A lot of you didn’t like my take on “The Trade” yesterday. Tough! It is what it is. When you get angry, I know I’m close to the truth. The fact of the matter is that the Red Sox sent the Dodgers $270 million in contracts and the Sox replaced the production with just $80 million. Someone asked if I wanted Drew over Ramirez as our SS – OF COURSE NOT! Ramirez was not part of “the deal.” Both the Dodgers and Red Sox are in first place, that is true, but I would argue that being in first place has more to do with the $295 million in contracts they acquired for Ryu, Greinke, Ramirez and Puig, than getting A-Gone, Crawford, Punto and Beckett.
Look, Adrian Gonzalez is a nice guy, but his production has declined and will keep declining. Punto is a utility guy – they are a dime a dozen (he has done a nice job though and I’d keep him another year). Maybe Beckett will provide some production, next year… or maybe not, but $17 million is a lot to pay a #5, and Carl Crawford’s contract is a boat anchor, no matter how you spin it.
The $295 million in contracts to Puig, Ryu, Ramirez and Greinke are what made the Dodgers what they are. But to put in in perspective, would you rather have $270 million to spend and have James Loney, Rubby DeLaRosa and Allen Webster to work with? I am just saying that the Dodgers could have done so much better with the amount of money they spent. Essentially they got a part-time left fielder who is above average and a solid first-baseman for $270 million. You can say Loney wouldn’t hit .303 like he is this year, but he has been near that in the past – he just had a bad season last year. He’s married and settled in and his stats are pretty similar to A-Gones!

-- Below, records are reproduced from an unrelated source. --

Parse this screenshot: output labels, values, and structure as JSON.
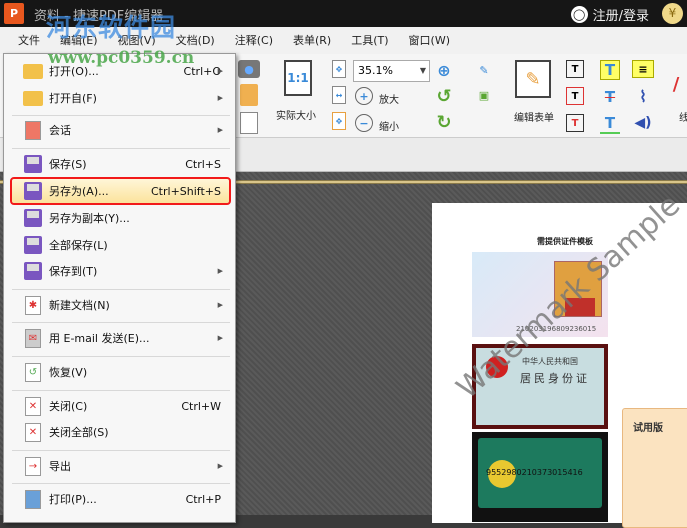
{
  "titlebar": {
    "app_icon": "P",
    "title": "资料 - 捷速PDF编辑器",
    "login": "注册/登录",
    "vip_icon": "¥"
  },
  "watermark": {
    "site_name": "河东软件园",
    "site_url": "www.pc0359.cn"
  },
  "menubar": [
    "文件",
    "编辑(E)",
    "视图(V)",
    "文档(D)",
    "注释(C)",
    "表单(R)",
    "工具(T)",
    "窗口(W)"
  ],
  "toolbar": {
    "actual_size_label": "实际大小",
    "actual_size_icon": "1:1",
    "zoom_value": "35.1%",
    "zoom_in": "放大",
    "zoom_out": "缩小",
    "edit_form": "编辑表单",
    "cut_label": "线"
  },
  "file_menu": [
    {
      "label": "打开(O)...",
      "shortcut": "Ctrl+O",
      "submenu": true,
      "icon": "folder-icon"
    },
    {
      "label": "打开自(F)",
      "shortcut": "",
      "submenu": true,
      "icon": "folder-web-icon"
    },
    {
      "label": "会话",
      "shortcut": "",
      "submenu": true,
      "icon": "session-icon"
    },
    {
      "label": "保存(S)",
      "shortcut": "Ctrl+S",
      "submenu": false,
      "icon": "save-icon"
    },
    {
      "label": "另存为(A)...",
      "shortcut": "Ctrl+Shift+S",
      "submenu": false,
      "icon": "save-as-icon",
      "highlighted": true
    },
    {
      "label": "另存为副本(Y)...",
      "shortcut": "",
      "submenu": false,
      "icon": "save-copy-icon"
    },
    {
      "label": "全部保存(L)",
      "shortcut": "",
      "submenu": false,
      "icon": "save-all-icon"
    },
    {
      "label": "保存到(T)",
      "shortcut": "",
      "submenu": true,
      "icon": "save-to-icon"
    },
    {
      "label": "新建文档(N)",
      "shortcut": "",
      "submenu": true,
      "icon": "new-document-icon"
    },
    {
      "label": "用 E-mail 发送(E)...",
      "shortcut": "",
      "submenu": true,
      "icon": "email-icon"
    },
    {
      "label": "恢复(V)",
      "shortcut": "",
      "submenu": false,
      "icon": "revert-icon"
    },
    {
      "label": "关闭(C)",
      "shortcut": "Ctrl+W",
      "submenu": false,
      "icon": "close-doc-icon"
    },
    {
      "label": "关闭全部(S)",
      "shortcut": "",
      "submenu": false,
      "icon": "close-all-icon"
    },
    {
      "label": "导出",
      "shortcut": "",
      "submenu": true,
      "icon": "export-icon"
    },
    {
      "label": "打印(P)...",
      "shortcut": "Ctrl+P",
      "submenu": false,
      "icon": "print-icon"
    }
  ],
  "document": {
    "page_title": "需提供证件模板",
    "id_number": "210203196809236015",
    "card2_line1": "中华人民共和国",
    "card2_line2": "居民身份证",
    "bank_number": "9552980210373015416",
    "watermark": "Watermark Sample",
    "trial_label": "试用版"
  }
}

As maligned as Andre Ethier is, his WAR (2.9) is more than Adrian Gonzalez (2.5), which is slightly above James Loney (2.4). Carl Crawford’s WAR is 2.7, but he’s delivers the least bang for the buck.

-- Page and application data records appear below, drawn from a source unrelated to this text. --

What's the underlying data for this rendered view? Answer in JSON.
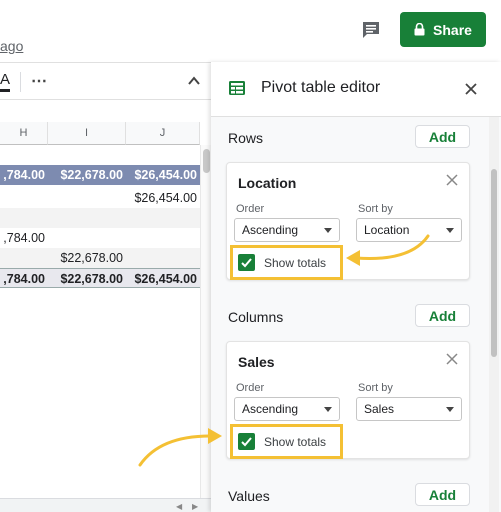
{
  "header": {
    "last_edit": "ago",
    "share_label": "Share",
    "comment_icon": "comment-icon",
    "lock_icon": "lock-icon"
  },
  "toolbar": {
    "text_color_label": "A",
    "more_label": "⋯",
    "collapse_icon": "chevron-up-icon"
  },
  "sheet": {
    "columns": [
      "H",
      "I",
      "J"
    ],
    "rows": [
      {
        "style": "hdr",
        "cells": [
          ",784.00",
          "$22,678.00",
          "$26,454.00"
        ]
      },
      {
        "style": "plain",
        "cells": [
          "",
          "",
          "$26,454.00"
        ]
      },
      {
        "style": "band",
        "cells": [
          "",
          "",
          ""
        ]
      },
      {
        "style": "plain",
        "cells": [
          ",784.00",
          "",
          ""
        ]
      },
      {
        "style": "band",
        "cells": [
          "",
          "$22,678.00",
          ""
        ]
      },
      {
        "style": "total",
        "cells": [
          ",784.00",
          "$22,678.00",
          "$26,454.00"
        ]
      }
    ]
  },
  "panel": {
    "title": "Pivot table editor",
    "icon": "pivot-table-icon",
    "rows_section": {
      "label": "Rows",
      "add_label": "Add",
      "card": {
        "title": "Location",
        "order_label": "Order",
        "order_value": "Ascending",
        "sort_label": "Sort by",
        "sort_value": "Location",
        "show_totals_label": "Show totals",
        "show_totals_checked": true
      }
    },
    "columns_section": {
      "label": "Columns",
      "add_label": "Add",
      "card": {
        "title": "Sales",
        "order_label": "Order",
        "order_value": "Ascending",
        "sort_label": "Sort by",
        "sort_value": "Sales",
        "show_totals_label": "Show totals",
        "show_totals_checked": true
      }
    },
    "values_section": {
      "label": "Values",
      "add_label": "Add"
    }
  },
  "colors": {
    "accent_green": "#188038",
    "highlight_yellow": "#f4c034",
    "header_row": "#7d8bb0"
  }
}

Going forward, both Crawford and Gonzalez will decline in production rather dramatically, but the Dodgers payroll will go up as they have to extend Hanley Ramirez ($125-150 million), Clayton Kershaw ($225 – $300 million), Kenley Jansen and other young players. They will also need a 2B (Guerrero? – $35 million?) and a 3B.
So what? you say – they have the money. Well, they do and they don’t. With two or three years over the soft salary cap, they will have to pay $60-$75 million in luxury taxes a year (that buys a couple of superstars), but the biggest problem is going to be Guggenheim Partners and the return they must make on their investment. They are a financial services firm that falls under both the SEC (Securities Exchange Commission) and many Insurance Commissions and regulatory agencies.
See, Mark Walter put in $100 million of his own money. Magic Johnson put in $50 million of his money and I am sure both expect at least a 10-15% return a year. That’s $22.5 million. Not a big chunk, but here’s the killer: That still leaves $1.85 Billion that was provided by Guggenheim Partners and they will need a minimum of 10% return on that, meaning that somewhere between $185 to $277 million will have to go back to Guggs and Company to keep the regulatory agencies off their a$$. If they don’t show a profit for their clients when everyone knows the Dodgers are their own “toy,” there will be big problems. Guggs doesn’t want that so they will have to return a lot of money back to their clients.
Do the math. I have. There’s not as much money as you think, and the next time you criticize someone make sure you have the facts.
On another note, Clayton needs to win tonight to break the streak and prevent a sweep. The nation is watching.
P.S. Matt Kemp will be back this year. Count on it!